WHAT THIS TASK INVOLVES :: Across the entries below, count the lines that contain the word "retweets" and reply with that number only.
◇ ◇ ◇
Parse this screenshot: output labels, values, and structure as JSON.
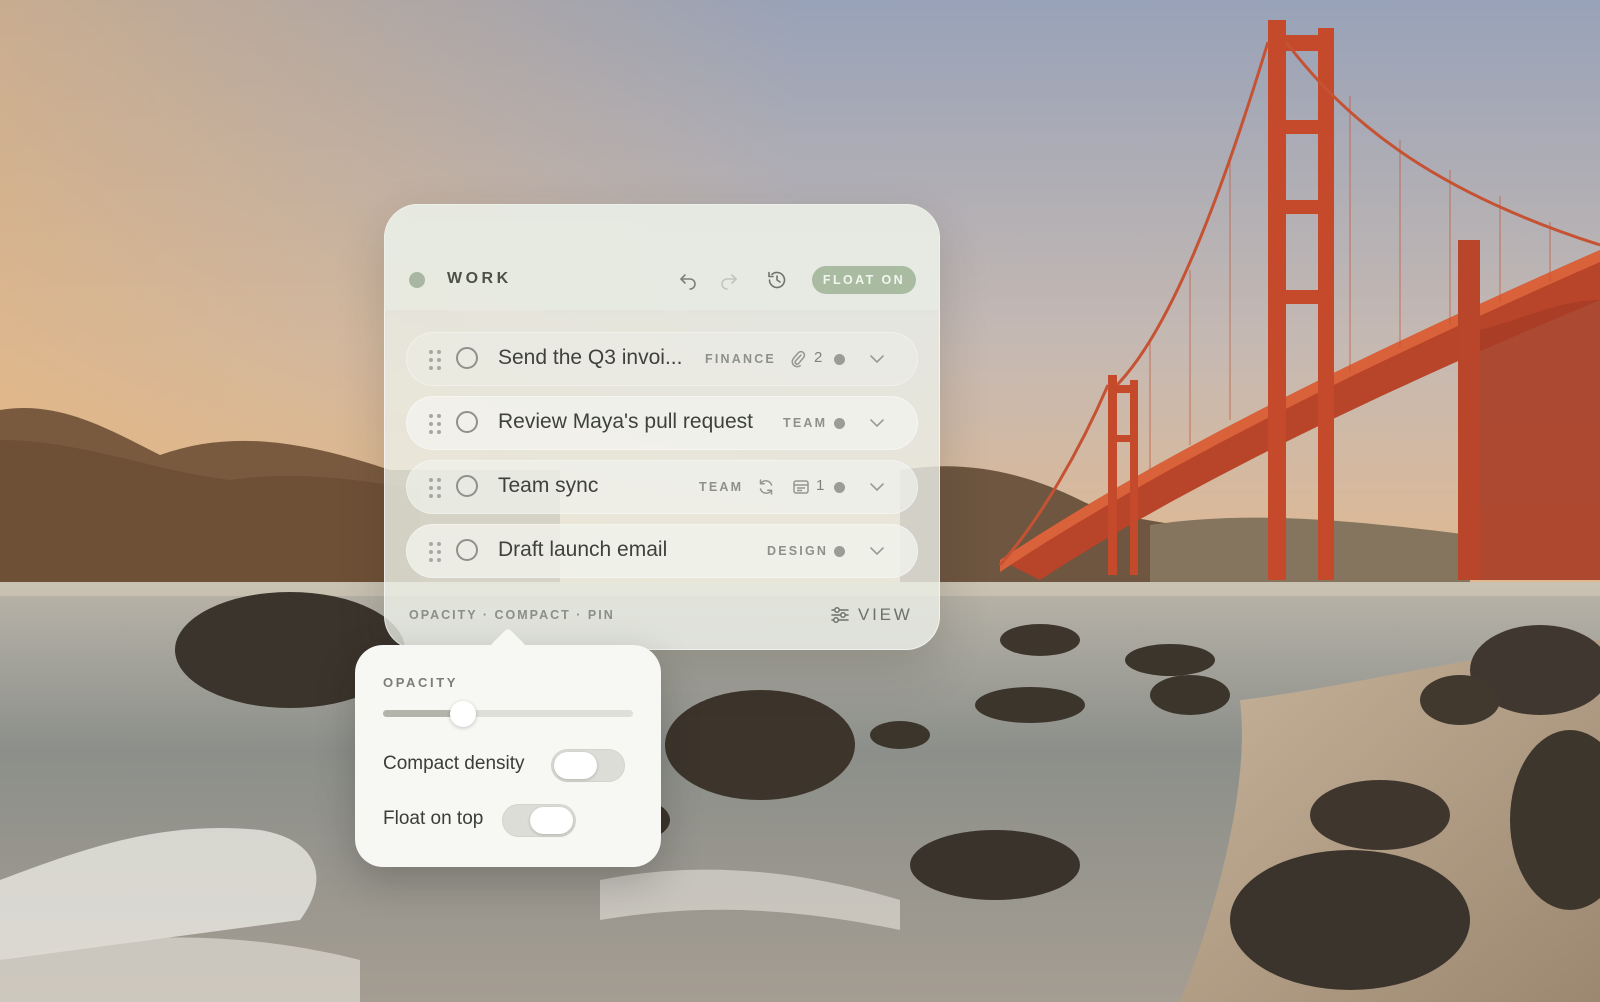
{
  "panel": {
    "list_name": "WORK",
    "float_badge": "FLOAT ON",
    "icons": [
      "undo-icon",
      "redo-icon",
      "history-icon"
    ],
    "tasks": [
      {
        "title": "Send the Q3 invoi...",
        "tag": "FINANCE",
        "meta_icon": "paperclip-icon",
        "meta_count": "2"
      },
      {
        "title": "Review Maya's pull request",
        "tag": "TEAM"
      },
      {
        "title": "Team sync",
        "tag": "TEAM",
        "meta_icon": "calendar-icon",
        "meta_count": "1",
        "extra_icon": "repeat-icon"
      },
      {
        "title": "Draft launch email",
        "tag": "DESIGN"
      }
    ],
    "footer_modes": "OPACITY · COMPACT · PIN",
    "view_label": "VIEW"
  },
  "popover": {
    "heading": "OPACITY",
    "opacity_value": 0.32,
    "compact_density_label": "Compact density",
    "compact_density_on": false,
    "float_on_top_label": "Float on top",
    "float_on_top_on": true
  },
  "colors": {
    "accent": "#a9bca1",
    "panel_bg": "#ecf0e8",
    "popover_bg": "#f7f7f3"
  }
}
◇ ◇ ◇
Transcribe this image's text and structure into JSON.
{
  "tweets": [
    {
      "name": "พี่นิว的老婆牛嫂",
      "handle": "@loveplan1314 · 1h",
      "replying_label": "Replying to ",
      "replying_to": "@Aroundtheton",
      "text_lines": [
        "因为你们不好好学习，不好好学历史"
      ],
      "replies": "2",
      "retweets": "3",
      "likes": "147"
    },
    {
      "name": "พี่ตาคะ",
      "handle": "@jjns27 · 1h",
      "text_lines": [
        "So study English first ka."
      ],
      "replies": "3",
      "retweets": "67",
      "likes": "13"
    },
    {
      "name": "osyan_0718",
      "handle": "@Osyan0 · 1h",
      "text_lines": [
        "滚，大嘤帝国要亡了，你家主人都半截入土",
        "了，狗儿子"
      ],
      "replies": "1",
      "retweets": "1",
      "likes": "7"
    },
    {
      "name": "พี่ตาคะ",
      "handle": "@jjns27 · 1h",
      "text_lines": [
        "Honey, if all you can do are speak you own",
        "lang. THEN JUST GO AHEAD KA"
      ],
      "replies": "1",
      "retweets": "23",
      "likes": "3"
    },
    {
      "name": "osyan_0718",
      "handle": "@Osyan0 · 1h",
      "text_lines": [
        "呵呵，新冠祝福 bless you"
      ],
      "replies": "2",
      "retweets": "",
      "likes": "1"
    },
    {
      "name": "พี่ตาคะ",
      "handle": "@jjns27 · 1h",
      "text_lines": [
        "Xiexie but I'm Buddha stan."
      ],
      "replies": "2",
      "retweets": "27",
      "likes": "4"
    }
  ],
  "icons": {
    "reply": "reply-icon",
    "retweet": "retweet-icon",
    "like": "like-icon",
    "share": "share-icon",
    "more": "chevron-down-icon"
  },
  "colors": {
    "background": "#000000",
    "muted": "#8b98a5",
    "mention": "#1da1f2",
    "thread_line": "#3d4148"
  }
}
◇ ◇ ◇
ANSWER TO THE EXERCISE :: 6